[Excerpts from an interface dataset]

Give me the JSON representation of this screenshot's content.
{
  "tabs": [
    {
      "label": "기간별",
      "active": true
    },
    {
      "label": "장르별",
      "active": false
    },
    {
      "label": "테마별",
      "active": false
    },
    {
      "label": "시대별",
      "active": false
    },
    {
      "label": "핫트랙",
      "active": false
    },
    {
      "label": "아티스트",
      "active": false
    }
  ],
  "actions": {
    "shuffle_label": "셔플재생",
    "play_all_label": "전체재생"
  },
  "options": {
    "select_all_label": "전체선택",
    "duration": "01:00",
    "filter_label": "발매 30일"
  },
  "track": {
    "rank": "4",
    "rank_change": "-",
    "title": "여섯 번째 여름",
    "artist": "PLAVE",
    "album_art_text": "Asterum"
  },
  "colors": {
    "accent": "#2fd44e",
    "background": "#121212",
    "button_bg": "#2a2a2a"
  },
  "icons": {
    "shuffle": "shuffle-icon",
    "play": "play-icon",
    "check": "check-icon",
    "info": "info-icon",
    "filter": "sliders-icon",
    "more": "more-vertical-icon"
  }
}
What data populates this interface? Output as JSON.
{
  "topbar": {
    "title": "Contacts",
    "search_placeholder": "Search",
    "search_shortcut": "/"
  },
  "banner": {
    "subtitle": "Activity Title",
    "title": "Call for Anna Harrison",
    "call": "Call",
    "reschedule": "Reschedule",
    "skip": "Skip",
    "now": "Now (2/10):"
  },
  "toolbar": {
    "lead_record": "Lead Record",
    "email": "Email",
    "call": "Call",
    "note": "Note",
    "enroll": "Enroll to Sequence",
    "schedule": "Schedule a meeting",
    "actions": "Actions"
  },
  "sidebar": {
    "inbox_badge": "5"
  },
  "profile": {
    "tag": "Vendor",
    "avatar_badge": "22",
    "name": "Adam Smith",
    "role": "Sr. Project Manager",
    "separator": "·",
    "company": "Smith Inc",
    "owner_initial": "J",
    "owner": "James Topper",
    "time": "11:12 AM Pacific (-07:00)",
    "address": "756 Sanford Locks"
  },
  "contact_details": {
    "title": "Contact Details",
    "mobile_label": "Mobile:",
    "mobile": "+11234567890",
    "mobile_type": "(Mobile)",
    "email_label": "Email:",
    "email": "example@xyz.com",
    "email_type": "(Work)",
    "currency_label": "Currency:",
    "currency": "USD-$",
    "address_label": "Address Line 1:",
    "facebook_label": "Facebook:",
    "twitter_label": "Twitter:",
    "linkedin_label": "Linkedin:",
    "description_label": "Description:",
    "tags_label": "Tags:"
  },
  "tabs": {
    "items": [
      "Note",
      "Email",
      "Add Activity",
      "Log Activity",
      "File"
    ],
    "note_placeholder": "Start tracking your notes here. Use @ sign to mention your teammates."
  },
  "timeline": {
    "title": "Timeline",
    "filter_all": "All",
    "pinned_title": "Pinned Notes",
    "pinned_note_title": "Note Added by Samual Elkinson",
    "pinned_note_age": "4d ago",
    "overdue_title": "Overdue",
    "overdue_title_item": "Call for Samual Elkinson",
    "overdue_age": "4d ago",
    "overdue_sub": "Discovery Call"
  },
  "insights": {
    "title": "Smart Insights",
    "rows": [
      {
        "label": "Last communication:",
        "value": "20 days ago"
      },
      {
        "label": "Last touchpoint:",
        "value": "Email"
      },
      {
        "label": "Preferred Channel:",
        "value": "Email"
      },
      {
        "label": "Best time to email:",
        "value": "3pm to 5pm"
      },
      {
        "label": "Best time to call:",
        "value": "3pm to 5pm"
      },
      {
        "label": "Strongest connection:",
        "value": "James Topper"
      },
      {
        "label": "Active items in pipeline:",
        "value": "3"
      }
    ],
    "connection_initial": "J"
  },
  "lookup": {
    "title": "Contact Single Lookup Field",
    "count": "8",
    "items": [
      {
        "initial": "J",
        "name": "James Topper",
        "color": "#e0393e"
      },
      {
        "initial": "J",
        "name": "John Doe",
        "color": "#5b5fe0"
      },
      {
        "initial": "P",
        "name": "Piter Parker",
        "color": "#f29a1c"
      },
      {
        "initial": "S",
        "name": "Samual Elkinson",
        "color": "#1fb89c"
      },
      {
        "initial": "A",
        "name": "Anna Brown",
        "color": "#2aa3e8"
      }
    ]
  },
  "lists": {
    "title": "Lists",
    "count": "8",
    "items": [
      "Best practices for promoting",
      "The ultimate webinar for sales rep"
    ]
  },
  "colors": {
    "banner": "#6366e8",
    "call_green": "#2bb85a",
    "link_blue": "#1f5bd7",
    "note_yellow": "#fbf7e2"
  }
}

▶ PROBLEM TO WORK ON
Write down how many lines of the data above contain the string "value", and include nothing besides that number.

▶ WRITTEN RESPONSE
7